Policy is the way in which you can change the union, the University or the world. Big or small, if you have an idea and what YUSU to do something about it, the policy process is the way to do it.
Policy has been submitted on a whole range of subjects. These include:
Submit your idea by emailing firstname.lastname@example.org
Any student or student group can suggest an Idea for change here at YUSU - some Ideas can be worked on straight away, whilst others will go out to our Officers, networks and colleges for consultation. Particularly difficult or controversial Ideas may even end up at a campus-wide referendum!
The Policy & Review Group, or PRG for short, is a body of 5 students responsible for reviewing and reporting on the policy process within YUSU. It ensures that students have the ability to submit Ideas and that policy is generated both transparently, accountably and fairly.
The group is headed by the Policy Coordinator, who is voted into the role during the annual YUSU Elections. The remaining members are chosen by a panel made up of representatives from the Liberation Networks.
They work with YUSU’s Democracy & Campaigns Coordinator to create Policy Briefings to ensure that consultation can be held on more divisive policy ideas and produce reports on the feedback given, and how they reached their decision.
The current PRG consists of Policy Coordinator Jack Harvey and 4 appointed volunteers;
Some can be worked on straight away, we call these ‘actions’. The Full Time Officer team will work with the Idea submitter to make change.
Some will be more complex or controversial, so need to be discussed.
This is a document explaining the ins and outs of the Ideas, and how they will affect YUSU and our members.

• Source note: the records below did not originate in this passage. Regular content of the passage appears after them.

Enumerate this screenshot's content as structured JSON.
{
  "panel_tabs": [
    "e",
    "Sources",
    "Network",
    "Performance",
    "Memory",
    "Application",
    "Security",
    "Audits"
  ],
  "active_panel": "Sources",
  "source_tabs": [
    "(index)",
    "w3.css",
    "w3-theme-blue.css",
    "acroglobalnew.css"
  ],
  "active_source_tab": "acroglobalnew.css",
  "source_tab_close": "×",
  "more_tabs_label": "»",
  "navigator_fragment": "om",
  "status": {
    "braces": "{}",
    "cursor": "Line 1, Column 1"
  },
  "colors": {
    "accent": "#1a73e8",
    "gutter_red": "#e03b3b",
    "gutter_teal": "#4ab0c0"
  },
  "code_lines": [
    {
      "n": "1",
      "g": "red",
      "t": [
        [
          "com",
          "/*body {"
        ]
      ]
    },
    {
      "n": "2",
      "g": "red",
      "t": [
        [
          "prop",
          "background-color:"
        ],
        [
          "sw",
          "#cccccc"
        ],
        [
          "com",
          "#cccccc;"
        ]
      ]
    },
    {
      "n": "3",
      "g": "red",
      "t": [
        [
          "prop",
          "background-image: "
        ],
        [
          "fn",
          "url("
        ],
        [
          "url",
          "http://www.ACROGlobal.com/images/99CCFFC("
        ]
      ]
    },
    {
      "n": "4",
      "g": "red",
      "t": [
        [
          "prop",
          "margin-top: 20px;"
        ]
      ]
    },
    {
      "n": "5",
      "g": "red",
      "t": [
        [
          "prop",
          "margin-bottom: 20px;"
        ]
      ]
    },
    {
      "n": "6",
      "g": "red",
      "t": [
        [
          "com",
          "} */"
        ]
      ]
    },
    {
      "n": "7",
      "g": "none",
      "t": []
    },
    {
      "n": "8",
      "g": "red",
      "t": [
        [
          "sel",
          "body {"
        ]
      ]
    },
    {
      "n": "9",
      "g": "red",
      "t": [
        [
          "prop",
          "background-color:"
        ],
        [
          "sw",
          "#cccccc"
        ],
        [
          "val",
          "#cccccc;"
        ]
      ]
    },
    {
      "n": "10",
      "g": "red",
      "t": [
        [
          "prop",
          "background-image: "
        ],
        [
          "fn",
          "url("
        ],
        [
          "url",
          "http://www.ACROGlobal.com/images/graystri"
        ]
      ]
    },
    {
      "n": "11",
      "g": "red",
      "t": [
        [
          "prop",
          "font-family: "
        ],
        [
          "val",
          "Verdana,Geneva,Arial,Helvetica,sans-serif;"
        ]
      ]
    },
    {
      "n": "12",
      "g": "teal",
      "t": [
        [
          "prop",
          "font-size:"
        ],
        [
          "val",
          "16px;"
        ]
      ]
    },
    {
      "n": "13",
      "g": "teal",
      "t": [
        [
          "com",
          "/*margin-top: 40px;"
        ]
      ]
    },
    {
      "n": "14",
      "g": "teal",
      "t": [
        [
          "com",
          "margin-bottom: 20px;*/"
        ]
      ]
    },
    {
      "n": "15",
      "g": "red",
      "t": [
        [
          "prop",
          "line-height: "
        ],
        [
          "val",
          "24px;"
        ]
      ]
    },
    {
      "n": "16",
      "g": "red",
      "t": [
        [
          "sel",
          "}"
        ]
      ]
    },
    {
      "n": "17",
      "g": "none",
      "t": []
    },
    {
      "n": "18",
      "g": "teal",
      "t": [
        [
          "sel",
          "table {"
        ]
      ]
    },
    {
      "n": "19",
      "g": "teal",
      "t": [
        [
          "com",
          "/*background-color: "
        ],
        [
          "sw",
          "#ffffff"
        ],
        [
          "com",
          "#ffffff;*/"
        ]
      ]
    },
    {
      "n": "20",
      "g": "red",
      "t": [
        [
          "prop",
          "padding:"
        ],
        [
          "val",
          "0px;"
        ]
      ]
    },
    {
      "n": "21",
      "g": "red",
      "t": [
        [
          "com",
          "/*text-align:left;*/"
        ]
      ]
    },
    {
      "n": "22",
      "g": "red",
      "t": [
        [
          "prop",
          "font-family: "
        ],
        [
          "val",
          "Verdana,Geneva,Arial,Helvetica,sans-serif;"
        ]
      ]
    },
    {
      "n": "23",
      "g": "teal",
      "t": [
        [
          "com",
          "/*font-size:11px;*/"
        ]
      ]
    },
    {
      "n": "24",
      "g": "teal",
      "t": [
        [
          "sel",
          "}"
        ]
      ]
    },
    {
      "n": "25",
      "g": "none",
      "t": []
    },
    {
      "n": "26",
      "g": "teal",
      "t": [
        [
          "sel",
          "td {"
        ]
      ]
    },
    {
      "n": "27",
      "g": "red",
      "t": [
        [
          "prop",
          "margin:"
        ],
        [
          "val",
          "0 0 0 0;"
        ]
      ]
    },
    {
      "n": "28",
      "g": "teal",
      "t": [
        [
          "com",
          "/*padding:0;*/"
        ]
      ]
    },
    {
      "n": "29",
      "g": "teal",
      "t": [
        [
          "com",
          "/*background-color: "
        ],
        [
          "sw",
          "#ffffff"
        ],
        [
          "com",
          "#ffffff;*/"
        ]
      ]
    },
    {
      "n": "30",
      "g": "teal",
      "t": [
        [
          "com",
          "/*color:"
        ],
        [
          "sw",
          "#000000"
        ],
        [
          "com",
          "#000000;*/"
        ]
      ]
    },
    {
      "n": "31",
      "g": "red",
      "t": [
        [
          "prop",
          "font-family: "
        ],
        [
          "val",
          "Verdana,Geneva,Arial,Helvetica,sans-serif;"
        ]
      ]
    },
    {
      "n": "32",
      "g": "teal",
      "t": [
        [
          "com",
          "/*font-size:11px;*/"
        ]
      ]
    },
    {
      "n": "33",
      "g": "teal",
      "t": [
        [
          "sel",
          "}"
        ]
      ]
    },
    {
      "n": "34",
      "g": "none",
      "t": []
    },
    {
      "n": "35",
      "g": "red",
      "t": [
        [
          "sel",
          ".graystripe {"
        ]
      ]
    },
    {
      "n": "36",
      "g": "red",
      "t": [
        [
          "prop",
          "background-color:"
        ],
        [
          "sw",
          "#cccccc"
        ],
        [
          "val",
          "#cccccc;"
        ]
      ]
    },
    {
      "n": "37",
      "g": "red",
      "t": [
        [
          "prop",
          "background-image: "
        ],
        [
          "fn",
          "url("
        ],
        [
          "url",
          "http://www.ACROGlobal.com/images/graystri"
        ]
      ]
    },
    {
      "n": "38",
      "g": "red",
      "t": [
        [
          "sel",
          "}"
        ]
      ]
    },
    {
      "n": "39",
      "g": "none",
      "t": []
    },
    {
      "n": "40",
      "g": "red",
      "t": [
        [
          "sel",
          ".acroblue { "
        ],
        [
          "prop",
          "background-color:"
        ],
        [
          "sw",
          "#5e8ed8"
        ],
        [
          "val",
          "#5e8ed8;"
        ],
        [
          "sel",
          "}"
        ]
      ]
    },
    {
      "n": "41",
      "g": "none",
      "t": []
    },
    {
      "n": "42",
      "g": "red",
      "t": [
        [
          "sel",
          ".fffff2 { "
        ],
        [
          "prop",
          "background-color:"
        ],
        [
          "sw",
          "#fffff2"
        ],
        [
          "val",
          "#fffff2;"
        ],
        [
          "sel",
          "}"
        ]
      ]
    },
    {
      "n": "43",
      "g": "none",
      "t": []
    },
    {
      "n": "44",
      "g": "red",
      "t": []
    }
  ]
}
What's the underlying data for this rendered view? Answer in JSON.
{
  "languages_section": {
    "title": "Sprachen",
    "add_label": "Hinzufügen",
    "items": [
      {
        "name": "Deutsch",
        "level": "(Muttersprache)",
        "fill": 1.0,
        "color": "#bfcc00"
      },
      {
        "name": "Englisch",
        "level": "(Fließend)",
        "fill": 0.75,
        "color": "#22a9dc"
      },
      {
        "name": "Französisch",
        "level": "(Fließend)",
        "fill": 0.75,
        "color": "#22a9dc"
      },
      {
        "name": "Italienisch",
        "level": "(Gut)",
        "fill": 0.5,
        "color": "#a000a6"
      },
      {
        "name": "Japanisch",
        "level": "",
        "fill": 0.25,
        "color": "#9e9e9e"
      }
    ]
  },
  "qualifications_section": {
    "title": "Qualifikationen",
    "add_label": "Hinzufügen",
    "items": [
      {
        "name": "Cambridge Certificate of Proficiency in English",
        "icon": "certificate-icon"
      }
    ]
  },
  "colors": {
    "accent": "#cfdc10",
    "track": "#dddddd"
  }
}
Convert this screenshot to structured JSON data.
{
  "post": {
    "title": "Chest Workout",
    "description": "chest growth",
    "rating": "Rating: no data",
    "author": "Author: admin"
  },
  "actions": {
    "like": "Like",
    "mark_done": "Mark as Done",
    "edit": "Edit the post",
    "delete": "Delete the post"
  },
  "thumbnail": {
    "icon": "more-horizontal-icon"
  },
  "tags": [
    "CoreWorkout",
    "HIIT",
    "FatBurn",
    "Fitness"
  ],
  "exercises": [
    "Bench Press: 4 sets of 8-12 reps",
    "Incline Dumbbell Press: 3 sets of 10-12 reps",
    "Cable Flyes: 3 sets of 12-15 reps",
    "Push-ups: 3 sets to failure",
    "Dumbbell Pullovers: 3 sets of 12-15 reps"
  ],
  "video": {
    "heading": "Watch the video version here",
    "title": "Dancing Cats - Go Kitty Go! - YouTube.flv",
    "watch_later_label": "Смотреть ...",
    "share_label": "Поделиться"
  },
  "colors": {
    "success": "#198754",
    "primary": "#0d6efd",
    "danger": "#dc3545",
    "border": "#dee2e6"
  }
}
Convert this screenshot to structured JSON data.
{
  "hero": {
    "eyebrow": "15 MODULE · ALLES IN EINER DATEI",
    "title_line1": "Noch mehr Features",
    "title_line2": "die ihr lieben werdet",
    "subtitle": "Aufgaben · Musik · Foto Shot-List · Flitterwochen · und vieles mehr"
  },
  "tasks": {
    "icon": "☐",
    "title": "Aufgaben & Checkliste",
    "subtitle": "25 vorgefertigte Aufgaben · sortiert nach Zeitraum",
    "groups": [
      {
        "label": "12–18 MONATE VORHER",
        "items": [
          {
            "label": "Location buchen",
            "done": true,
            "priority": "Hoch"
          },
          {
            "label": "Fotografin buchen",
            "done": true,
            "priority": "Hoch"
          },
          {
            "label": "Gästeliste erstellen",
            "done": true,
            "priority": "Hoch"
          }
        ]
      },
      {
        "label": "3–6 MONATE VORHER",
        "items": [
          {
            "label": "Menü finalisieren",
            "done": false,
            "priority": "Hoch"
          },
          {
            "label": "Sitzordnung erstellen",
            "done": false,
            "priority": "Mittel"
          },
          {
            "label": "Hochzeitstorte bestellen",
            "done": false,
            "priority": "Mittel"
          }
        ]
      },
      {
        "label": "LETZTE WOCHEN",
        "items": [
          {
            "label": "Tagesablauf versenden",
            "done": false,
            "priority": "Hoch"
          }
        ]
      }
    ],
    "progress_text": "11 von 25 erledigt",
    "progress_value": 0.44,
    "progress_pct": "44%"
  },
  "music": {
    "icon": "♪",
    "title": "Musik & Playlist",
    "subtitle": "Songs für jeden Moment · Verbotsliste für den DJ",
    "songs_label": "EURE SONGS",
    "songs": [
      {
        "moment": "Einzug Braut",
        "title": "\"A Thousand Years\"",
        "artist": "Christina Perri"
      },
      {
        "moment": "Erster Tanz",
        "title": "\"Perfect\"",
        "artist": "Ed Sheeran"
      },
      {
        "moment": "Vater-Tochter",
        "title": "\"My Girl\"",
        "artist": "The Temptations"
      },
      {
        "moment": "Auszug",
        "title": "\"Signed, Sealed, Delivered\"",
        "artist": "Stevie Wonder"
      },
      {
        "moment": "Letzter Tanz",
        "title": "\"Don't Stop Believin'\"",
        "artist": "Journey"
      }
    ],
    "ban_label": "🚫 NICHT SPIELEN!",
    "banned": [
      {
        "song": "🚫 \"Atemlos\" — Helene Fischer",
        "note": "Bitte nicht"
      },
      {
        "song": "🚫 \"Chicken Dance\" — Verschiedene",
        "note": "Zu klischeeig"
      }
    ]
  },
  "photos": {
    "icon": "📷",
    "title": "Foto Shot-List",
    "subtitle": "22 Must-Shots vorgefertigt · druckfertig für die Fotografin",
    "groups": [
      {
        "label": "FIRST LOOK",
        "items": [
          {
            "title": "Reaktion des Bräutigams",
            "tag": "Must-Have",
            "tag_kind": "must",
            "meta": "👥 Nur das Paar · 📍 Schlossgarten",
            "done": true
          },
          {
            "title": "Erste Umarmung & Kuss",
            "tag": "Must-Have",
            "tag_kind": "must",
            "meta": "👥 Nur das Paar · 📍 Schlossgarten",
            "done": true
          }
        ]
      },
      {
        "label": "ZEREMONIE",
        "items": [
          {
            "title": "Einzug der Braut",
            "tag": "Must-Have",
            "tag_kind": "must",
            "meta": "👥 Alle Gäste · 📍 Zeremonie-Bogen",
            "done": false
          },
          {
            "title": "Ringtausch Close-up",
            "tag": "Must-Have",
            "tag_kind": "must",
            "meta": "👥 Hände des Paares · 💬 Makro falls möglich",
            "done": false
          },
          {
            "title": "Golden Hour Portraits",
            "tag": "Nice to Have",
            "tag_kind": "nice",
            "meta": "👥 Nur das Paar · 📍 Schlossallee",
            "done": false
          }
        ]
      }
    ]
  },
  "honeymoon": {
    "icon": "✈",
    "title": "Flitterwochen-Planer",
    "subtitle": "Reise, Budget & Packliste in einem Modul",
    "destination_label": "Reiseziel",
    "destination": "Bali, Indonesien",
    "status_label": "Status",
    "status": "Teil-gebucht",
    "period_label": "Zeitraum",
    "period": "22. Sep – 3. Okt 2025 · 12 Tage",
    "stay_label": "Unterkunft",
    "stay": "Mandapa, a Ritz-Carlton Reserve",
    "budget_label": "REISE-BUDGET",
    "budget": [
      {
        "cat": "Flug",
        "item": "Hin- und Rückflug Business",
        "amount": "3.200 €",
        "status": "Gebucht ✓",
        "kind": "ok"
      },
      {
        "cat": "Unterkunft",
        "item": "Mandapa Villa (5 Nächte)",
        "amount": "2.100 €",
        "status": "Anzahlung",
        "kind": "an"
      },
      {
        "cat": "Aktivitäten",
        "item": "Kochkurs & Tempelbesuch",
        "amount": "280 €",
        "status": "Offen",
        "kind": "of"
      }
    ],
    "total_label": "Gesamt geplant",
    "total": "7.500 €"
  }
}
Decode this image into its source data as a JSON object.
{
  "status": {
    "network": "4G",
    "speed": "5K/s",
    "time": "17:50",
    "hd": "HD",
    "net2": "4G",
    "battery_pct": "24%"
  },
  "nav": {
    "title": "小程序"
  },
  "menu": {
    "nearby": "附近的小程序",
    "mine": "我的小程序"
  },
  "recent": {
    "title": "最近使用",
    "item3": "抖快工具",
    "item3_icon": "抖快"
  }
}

We send it out to the Full Time Officers (who represent a whole host of students), Part Time Officers and all of the Colleges. See here for a fuller explanation of ‘Who Consults Who?’
You tell us what you think, and our Policy & Review Group look over all of the feedback & try to determine whether or not people were generally in favour of an Idea, (as well as whether the feedback we received is representative of enough of our members to make a decision).
A Referendum is basically an "all-student vote". Sometimes the Union has to decide what members think about a particularly important or difficult issue, for instance, one that would change the way we prioritise our activities or something national or international that you want us to take a stance on.
Three things happen during a Referendum, which you can take part in:
For details of the rules that apply when campaigning in a Referendum, click Campaign Rules.